Data records for software interfaces:
···
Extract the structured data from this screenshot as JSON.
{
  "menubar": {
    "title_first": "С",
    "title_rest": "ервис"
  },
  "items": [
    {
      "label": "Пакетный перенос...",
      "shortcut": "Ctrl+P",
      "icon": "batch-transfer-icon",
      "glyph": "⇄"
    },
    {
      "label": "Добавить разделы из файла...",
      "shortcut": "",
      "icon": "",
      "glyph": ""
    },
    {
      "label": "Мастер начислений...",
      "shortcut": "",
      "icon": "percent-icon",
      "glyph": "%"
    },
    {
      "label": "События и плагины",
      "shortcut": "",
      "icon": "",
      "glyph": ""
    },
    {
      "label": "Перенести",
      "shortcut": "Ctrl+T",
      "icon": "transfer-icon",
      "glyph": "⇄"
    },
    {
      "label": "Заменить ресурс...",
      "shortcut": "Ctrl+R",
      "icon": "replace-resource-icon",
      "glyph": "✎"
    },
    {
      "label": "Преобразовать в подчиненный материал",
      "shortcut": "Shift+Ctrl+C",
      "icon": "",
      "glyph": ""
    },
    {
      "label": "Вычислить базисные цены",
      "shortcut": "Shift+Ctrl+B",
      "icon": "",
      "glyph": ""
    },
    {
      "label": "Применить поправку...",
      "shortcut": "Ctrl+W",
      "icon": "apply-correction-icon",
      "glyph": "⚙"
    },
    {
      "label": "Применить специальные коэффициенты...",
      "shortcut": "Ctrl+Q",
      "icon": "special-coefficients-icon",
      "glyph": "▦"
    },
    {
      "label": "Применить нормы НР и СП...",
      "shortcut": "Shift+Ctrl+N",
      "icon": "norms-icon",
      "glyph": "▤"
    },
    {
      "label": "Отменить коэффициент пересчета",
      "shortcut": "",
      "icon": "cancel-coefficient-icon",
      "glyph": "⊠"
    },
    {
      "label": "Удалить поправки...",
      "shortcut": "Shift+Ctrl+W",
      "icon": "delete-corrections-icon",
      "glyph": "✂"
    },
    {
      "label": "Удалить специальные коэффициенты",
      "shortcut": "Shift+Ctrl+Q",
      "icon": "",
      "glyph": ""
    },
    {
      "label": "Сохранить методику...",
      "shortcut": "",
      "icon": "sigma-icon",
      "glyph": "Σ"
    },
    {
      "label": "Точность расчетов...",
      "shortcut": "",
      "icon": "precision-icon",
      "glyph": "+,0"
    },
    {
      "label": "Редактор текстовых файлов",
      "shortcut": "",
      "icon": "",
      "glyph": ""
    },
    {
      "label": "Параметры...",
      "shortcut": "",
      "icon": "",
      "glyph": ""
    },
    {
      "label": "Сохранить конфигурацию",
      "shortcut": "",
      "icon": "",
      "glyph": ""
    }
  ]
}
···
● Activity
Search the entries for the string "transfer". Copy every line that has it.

● Answer to the exercise
      "icon": "batch-transfer-icon",
      "icon": "transfer-icon",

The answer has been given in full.